Last night, I wrote a Facebook post out of frustration at not being able to reach a few colleagues and potential business partners after repeated attempts. I was blown away that these people were able to completely ignore my communications, and I shared my reaction to it.
Upon venting my frustration on Facebook, I received close to a hundred responses in just a few hours; mostly from people agreeing with me that such behavior is rude and uncalled for. Others wrote in defense of the non-responders. Then, there were several people who wrote with a fairly balanced and untriggered view of the whole thing.
Anyway, the robust dialogue made me want to spend more time on the topic and see if I could shed some light. I think most of the responses (my own included) were thoughtful, but also lacked a full appreciation for the whole issue and its effect. So, here we go…

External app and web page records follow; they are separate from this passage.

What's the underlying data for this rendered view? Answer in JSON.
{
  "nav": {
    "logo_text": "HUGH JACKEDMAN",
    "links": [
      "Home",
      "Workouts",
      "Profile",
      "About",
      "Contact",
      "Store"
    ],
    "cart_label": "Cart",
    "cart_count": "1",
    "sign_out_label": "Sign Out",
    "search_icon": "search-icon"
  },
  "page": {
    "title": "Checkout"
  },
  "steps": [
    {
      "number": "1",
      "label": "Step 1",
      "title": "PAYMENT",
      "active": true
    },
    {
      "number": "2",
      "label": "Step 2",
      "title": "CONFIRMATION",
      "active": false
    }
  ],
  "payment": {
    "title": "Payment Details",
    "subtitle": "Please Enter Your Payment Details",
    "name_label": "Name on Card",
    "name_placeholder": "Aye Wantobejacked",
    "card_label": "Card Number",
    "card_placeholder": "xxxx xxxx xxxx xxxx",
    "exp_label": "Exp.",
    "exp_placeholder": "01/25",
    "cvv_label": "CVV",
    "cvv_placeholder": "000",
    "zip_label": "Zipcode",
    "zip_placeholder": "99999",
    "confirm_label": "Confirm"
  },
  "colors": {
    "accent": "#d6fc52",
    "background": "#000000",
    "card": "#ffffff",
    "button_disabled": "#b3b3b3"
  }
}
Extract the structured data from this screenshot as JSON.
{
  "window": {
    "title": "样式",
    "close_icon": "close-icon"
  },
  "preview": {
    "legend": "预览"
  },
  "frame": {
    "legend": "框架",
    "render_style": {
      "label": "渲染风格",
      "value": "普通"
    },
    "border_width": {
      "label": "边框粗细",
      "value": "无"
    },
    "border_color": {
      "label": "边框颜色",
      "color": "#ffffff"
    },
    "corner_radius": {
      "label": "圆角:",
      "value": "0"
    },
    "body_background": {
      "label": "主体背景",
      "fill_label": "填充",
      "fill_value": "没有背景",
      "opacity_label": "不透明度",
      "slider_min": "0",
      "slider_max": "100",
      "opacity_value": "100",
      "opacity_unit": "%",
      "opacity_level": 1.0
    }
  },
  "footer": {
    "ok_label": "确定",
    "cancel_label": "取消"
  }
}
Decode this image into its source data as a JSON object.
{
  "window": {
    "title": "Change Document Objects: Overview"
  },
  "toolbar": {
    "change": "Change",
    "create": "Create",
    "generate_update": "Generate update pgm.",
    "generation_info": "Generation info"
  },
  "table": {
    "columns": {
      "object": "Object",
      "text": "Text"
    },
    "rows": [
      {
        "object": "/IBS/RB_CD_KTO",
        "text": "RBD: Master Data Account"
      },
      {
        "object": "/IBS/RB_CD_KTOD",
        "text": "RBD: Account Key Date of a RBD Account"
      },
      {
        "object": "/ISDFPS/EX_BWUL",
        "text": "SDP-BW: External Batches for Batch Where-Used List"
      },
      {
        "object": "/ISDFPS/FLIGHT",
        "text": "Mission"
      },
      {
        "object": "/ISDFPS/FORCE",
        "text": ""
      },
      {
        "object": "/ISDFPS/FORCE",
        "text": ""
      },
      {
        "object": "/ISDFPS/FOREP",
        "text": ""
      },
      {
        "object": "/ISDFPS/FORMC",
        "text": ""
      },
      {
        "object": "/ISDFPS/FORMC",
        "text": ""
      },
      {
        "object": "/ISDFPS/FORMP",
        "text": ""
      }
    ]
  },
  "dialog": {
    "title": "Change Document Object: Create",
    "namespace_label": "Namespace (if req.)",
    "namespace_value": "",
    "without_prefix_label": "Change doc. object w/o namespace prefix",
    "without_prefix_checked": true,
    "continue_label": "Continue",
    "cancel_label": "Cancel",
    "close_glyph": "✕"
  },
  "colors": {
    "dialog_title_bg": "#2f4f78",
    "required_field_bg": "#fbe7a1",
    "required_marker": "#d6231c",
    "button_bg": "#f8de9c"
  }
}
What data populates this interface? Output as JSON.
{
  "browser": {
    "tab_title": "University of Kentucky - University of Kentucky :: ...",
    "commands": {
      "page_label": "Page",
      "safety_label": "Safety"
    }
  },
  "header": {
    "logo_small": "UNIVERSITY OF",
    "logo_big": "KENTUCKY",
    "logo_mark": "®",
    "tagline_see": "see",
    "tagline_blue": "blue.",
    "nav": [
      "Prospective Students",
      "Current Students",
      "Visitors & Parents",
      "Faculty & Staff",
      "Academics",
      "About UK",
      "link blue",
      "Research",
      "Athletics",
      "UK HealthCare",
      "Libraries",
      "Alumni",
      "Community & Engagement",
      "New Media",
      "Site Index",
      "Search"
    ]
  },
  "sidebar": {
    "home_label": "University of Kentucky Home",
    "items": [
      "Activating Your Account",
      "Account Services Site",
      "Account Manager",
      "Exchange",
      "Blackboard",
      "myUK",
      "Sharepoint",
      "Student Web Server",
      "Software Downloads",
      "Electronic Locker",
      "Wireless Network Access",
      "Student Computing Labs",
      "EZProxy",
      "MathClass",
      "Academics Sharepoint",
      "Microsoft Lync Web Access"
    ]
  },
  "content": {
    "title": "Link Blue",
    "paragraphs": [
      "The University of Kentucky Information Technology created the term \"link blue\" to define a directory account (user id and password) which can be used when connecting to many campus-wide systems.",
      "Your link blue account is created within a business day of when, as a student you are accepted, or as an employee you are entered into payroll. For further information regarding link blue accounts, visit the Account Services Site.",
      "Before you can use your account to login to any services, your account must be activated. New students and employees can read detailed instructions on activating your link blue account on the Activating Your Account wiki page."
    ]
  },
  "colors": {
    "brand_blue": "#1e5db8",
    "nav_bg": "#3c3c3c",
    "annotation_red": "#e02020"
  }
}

What’s reasonable to expect?
One person wrote back saying that he doesn’t walk around glued to his phone or computer, and people shouldn’t expect him to always be there or respond immediately. I agree. We all lead busy lives, and we all appreciate that to be true of others. I think the answer is to pick a rule and live by it. For me, that rule is The 24 hour rule. If someone reaches out to me, I’m committed to giving them some kind of response within 24 hours.
What’s a reasonable response?
It doesn’t matter how long your response is. If you write back to someone who’s requesting your attention and simply say, “Got your message. Can’t talk now. When is good for you next week?” you’re covered. Just don’t let people think you’re ignoring them.
But I’m really busy…
So are Apple and eBay…but when you contact them, they always respond within 24 hours. If you’re too busy to do that, it’s time to hire a support person.
People understand I’m doing the best I can…
No, they don’t. I used to fool myself into believing that my fame was a cushion I could use against responsibility. I really thought that people understood how busy I was and had no judgments about my poor response time. Turns out, I was wrong. They were definitely miffed.
If you aren’t getting back to people, they DON’T think you’re just too busy. They think you don’t value them. And, they’re judging you. They’re seeing you as uncaring, self-important, and rude. If you don’t believe me, go back and read some of the hundred Facebook posts on this topic.
People shouldn’t take it personally…
You’re right, they shouldn’t. But after 30 years of meditation practice designed to help me let things go, I still get tripped up by this behavior. I can hear anything from somebody and accept it. But silence is in a different category. I can read all sorts of things into it. They don’t like me. They don’t respect me. They’re out of touch with what it means to be human and caring. They’re trying to send me a message, but I don’t know what it is. And on, and on, and on.
Silence in this context is cruelty. You’re forcing others to make assumptions on your behalf, hoping their assumption is that you’re too busy but that you still care. But, you’re leaving them to suffer through the more human emotions of rejection and frustration.
Well, that’s their problem…
OK, if you want to play it that way, you can. But understand that there are consequences. Remember the Golden Rule? Do unto others as you would have them do unto you. How do you expect you’ll be treated by others when it’s your turn to reach out? As the Buddhists say, Karma is a bitch!
How do I change this behavior?
Make a commitment. Your word is the most powerful thing you have. Once it’s been made strong by integrity, what you say just begins to come true. My commitment is to be there for those in need. I live by it and will continue to do so until the day I die. This week alone, I’ve had about ten people who are enrolled in one of my programs reach out to me, and TO THEIR SHOCK, I called them all back. Some got to spend up to an hour on the phone with me. Others got a quick response or an idea of where to turn for the answers they sought.
Where did that time come from? After all, I’m on national stages over 100 times per year, I write at least 50 articles every year, I have over 20,000 fans worldwide, and I have a life beyond all that. The answer is that I created it out of intention. My intention is to be there, so I am. Somehow the time appears.
So, what’s the bottom line?
Be a mensch! That’s a Yiddish word meaning a person of character. Do the right thing. Don’t let yourself off the hook and assume everyone understands your constraints. They don’t understand, and they really don’t care. Give people what they want and need, and you’ll be rewarded in ways unimagined.
Find a system that frees you up and still allows you to be responsive. For example, Dana Wilde, a top name in the network marketing world, just responded to my email saying, “Hey Steve, super busy, but I’d love to catch up. Can you use this link (to her scheduling software) to pick a time I’m available, and we can talk then?”
How did that make me feel? Exactly the opposite way I’ve been made to feel this week by those other people who were “too busy” for me. Instead, Dana’s ten word email (how long did that take her?) made me feel appreciated, respected, cherished, and acknowledged.
So, how do you want to make people feel? Decide that and then have your actions support that decision. If the message you want to send is, I’m too busy for you, do nothing. But if you want to make people feel important rather than making yourself seem self-important, it only takes a few words to break the silence (even if they’re, “Sorry, too burned out to respond now. Later?”)
What do you think? Please respond, and guess what, I’ll do the same!